The blaze erupted before dawn on Sunday in a portion of the lot containing exteriors used to resemble a New York City streetscape. It reduced a two-city-block area of the lot to ashes and burned through much of the adjacent Courthouse Square set that has appeared in such films as "Back to the Future" and "To Kill a Mockingbird."
Also destroyed was the popular "King Kong" attraction featured in the Universal Studios Theme Park tram tour of the back lot, and a warehouse where thousands of copies of archived TV shows and films were stored. Studio officials said all of the material lost in the video vault could be replaced.
More than 400 firefighters battled the flames late into the night. Nine firefighters and a deputy sheriff suffered minor injuries, Los Angeles County Fire Chief P. Michael Freeman said at a news conference.
He said an investigation revealed the fire was touched off by three members of a studio work crew who had been using a blow torch to apply asphalt shingles to the roof of a building facade.
They finished their work at about 3 a.m. and stood watch for an hour, according to company policy. Seeing no signs of a fire, they left the scene for a break, but a security guard in the vicinity noticed flames about 45 minutes later and called the fire department.
The fire, which burned for about 18 hours, forced authorities to close the theme park for the day, but the facility was reopened to tourists on Monday morning.
Much of the same area scorched by Sunday's blaze had been destroyed by a 1990 arson fire and was subsequently rebuilt.
Firefighters were hampered on Sunday by low water pressure at times, but Freeman said the difficulty seemed to result from the overwhelming water demands posed by the blaze.

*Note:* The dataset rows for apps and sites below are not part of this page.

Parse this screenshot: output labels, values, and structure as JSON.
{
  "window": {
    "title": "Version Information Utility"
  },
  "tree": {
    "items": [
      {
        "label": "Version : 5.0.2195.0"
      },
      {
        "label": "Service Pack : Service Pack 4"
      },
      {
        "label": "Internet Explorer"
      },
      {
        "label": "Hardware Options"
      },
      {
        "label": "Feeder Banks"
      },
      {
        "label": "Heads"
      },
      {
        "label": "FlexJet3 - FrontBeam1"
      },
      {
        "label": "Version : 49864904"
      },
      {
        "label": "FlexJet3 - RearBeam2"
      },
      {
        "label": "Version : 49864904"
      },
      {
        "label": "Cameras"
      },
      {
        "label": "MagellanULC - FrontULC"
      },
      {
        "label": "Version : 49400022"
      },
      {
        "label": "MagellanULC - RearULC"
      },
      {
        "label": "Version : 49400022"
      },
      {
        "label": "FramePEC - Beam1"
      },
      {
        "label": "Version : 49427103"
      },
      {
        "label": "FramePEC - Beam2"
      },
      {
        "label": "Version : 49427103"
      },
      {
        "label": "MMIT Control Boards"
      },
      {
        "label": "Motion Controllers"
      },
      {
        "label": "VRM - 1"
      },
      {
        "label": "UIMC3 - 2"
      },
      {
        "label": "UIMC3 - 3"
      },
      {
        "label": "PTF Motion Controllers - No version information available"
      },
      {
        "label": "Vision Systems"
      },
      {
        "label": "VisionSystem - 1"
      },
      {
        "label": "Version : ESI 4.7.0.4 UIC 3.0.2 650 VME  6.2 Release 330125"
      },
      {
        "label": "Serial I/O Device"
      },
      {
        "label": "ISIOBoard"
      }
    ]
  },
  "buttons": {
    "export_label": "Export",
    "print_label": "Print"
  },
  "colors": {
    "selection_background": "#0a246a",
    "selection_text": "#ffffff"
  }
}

At the height of the fire, more than 18,000 gallons of water per minute were being poured into the flames, he said.
Only one current TV show, the CBS series "The Ghost Whisperer," was staged on the portion of the lot damaged by the fire. That series is on summer hiatus and not scheduled to resume production until June 11, a studio spokeswoman said.
She said no movie productions were affected by the blaze.
Universal is operated by NBC Universal Inc, which is 80 percent owned by General Electric Co.